“If entrepreneurs in Kansas City know there’s cool stuff going on down here and that we could be a proxy to help connect them to other startups down here [maybe they’ll want to work with us],” Oeding, founder and managing member of Accelerate Venture Partners and president and CEO of the e2e accelerator, said of what’s on the horizon for the growing startup space in south central Kansas.
Founded in 2018, Accelerate Venture Partners (AVP) is intended to serve as a major catalyst for ecosystem growth through its network of accredited investors, family offices, and venture funds committed to investing in high-growth seed and early-stage technology companies, Oeding noted.
“We now have members in four or five different states that have deployed capital in the four deals that we had done. And we’re looking at deals, frankly, from 20-plus states; Kansas, Missouri, Nebraska, Oklahoma,” he explained.
Among its first deals, AVP made investments in Kansas City-based startups Bellwethr and Spinal Simplicity.
Click here to learn more about Bellwethr, one of Startland News’ Kansas City Startups to Watch in 2019.
The angel group has also thrown its support behind Midwest eSports, one of Wichita’s rising startups, Oeding said, adding that 20 percent of the group’s investment came from Kansas City-based funders.
“We think this is kind of an early sign of capital getting mobilized and moving within the region in a noncompetitive way,” Oeding said of AVP’s momentum and how it could serve as a regional connectivity tool.
“It’s an outlet for all of us — investors, companies, the corporates, the entrepreneurs, the founders — to kind of view our backyard, not just as our local community, but kind of as a whole innovation ecosystem within the region.”
Beyond a growing investment climate, Wichita’s ecosystem has taken a new approach to corporate engagement, Oeding explained.
The e2e corporate accelerator is expected to launch in January and could stand to overhaul communication between founders, ecosystem builders and corporate leaders, he added, detailing ways an ten-year stint with Koch Industries has given him unique insight into the corporate world.
“I kind of intimately knew the value that gets created on both sides of that table,” he said of perspective he brought to his role with e2e that ultimately paved the way for the corporate accelerator to take shape.
“If a big company’s innovation needs can appropriately be paired with a startup, there’s big value for both. It’s very hard. It’s very messy. Most of the time they don’t communicate well with each other.”

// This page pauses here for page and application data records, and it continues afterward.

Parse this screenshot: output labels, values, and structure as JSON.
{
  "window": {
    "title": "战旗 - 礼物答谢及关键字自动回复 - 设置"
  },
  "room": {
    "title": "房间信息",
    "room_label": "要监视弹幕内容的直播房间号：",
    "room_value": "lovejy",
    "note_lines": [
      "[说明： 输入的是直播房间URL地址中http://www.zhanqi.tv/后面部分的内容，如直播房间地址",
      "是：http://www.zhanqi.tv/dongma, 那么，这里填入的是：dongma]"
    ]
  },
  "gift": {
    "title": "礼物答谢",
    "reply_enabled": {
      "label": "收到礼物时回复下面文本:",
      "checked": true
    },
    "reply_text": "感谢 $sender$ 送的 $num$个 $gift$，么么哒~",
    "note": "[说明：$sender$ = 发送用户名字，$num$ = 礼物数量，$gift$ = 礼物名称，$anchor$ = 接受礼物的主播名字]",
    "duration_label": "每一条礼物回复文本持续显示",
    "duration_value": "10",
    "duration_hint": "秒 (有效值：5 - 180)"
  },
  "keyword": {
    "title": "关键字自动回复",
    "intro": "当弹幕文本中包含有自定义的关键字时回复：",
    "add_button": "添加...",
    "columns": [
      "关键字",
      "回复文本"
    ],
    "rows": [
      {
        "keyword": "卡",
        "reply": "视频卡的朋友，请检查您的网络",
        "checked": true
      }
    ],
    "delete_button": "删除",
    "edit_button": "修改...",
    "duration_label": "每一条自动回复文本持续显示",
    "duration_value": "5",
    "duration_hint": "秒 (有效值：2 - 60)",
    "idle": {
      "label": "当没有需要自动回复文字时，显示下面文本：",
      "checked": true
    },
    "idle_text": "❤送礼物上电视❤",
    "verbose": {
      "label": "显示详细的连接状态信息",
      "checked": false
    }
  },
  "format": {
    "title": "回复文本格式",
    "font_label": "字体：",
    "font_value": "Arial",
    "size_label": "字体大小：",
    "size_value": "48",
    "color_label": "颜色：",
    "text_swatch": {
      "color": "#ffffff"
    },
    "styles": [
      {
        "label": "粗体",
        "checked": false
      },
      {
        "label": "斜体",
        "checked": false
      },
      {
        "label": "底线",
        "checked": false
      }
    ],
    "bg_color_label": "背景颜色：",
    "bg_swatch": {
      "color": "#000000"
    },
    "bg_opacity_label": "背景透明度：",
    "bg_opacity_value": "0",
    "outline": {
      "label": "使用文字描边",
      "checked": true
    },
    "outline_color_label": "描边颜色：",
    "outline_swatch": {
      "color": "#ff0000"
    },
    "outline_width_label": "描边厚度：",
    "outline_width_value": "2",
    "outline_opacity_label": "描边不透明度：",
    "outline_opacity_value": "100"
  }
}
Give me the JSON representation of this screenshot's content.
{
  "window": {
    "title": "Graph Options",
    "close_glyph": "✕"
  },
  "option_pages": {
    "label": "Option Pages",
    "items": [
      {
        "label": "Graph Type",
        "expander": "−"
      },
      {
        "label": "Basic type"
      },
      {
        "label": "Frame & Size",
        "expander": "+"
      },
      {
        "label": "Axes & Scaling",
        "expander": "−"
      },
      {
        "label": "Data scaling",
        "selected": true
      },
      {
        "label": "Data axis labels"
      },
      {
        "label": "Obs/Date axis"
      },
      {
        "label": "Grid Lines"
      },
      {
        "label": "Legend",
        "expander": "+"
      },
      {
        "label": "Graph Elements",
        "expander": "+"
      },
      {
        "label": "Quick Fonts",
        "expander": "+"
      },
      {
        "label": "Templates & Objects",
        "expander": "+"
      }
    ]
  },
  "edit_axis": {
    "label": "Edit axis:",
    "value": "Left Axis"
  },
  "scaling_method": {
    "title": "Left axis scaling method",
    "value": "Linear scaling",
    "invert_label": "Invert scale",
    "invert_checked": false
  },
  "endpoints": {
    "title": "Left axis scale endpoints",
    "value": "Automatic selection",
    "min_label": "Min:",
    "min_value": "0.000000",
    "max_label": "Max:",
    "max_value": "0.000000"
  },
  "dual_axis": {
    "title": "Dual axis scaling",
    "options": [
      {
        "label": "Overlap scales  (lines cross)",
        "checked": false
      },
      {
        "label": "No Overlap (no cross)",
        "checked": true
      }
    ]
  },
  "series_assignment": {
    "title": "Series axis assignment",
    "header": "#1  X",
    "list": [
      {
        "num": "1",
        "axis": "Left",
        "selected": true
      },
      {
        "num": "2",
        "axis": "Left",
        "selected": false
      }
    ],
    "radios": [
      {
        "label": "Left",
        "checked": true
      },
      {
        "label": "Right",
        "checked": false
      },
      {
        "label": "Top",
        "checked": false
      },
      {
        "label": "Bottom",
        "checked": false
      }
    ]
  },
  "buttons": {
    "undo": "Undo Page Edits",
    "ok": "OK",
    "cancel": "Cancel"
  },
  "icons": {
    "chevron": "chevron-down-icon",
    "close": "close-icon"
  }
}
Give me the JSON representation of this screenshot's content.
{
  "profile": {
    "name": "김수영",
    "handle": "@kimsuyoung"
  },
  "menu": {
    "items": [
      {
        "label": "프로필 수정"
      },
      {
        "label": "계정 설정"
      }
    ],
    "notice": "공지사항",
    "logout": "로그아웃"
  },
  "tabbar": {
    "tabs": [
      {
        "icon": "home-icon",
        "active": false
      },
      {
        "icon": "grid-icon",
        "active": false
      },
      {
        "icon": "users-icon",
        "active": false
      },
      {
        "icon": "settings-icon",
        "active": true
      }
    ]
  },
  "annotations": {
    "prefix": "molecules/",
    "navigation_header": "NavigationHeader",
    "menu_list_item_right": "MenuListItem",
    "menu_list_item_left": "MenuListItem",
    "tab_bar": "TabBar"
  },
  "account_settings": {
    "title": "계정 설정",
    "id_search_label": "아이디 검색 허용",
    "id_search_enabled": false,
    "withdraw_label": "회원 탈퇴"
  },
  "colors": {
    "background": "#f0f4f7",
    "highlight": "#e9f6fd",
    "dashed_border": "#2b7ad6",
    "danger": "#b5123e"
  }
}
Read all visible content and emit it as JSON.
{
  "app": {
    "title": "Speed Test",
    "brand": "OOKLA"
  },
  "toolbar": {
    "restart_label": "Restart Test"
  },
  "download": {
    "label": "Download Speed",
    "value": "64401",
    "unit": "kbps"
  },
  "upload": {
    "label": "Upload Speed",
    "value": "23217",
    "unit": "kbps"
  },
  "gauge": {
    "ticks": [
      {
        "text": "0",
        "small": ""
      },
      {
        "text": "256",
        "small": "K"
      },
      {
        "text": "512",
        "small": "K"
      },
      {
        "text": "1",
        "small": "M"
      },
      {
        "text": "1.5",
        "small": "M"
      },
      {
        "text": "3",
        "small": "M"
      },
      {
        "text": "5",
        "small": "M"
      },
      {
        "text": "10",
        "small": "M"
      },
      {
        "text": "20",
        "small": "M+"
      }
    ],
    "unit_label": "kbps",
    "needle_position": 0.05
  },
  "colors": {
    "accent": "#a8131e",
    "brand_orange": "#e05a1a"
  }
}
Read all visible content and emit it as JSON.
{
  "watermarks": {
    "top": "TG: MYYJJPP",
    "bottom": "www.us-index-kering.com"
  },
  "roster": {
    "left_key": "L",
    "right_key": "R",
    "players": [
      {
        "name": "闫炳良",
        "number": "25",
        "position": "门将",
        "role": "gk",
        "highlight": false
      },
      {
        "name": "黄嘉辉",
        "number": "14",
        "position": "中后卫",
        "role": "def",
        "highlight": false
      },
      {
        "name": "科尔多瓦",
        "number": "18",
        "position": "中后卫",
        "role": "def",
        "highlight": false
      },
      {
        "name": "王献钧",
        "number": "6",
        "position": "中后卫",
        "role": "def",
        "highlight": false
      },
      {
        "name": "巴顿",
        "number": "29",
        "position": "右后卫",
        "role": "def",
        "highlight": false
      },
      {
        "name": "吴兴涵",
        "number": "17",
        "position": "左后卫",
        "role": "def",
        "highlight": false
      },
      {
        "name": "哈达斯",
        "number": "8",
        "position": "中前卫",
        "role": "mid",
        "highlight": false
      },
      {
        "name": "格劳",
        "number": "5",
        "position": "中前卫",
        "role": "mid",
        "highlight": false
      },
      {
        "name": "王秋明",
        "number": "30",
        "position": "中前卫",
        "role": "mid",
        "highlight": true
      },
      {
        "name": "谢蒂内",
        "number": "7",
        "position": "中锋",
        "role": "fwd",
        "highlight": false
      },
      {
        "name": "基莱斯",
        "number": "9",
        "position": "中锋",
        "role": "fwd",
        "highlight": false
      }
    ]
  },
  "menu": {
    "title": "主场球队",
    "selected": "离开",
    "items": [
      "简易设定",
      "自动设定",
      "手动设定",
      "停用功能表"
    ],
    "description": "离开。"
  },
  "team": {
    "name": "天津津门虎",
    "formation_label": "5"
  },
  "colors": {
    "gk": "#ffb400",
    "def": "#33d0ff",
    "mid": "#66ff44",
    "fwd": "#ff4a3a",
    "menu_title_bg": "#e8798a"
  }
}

Bridging gaps between the two worlds could just be a matter of changing the conversation, Oeding said.
“I would go to an executive, a president or a leader at one of our local corporates and when you walk in and say, ‘I’d like to talk to you about entrepreneurship,’ they go, ‘We love it. We encourage it. It’s great for our community. We would love to buy a table at your event whenever you have it because we think it’s great and we want to help you,” he said of past conversations that never quite moved the needle on innovation.
“If you go to those same corporate leaders and you say, ‘Tell me about strategic issues for your company, tell me about your innovation imperative, how do you think technology can bring stuff forward for your customers,’ … You’re now engaged in a completely different conversation.”
Concrete details surrounding the corporate accelerator’s structure will remain hush-hush until the new year, but the program will stray away from welcoming idea stage companies and focus instead on accelerating startups with products currently in market, Oeding said.
“We hope to have between 10 and 20 core, corporate partners and we’ll cover multiple, industry focus areas,” he said. ‘We’ll be bringing forward something that’s focused on facilitating pilot programs between small startups and our local large employers.”
Companies across the region are encouraged to apply for the program, Oeding added.
Click here to learn more about the e2e accelerator.
This story is possible thanks to support from the Ewing Marion Kauffman Foundation, a private, nonpartisan foundation that works together with communities in education and entrepreneurship to create uncommon solutions and empower people to shape their futures and be successful.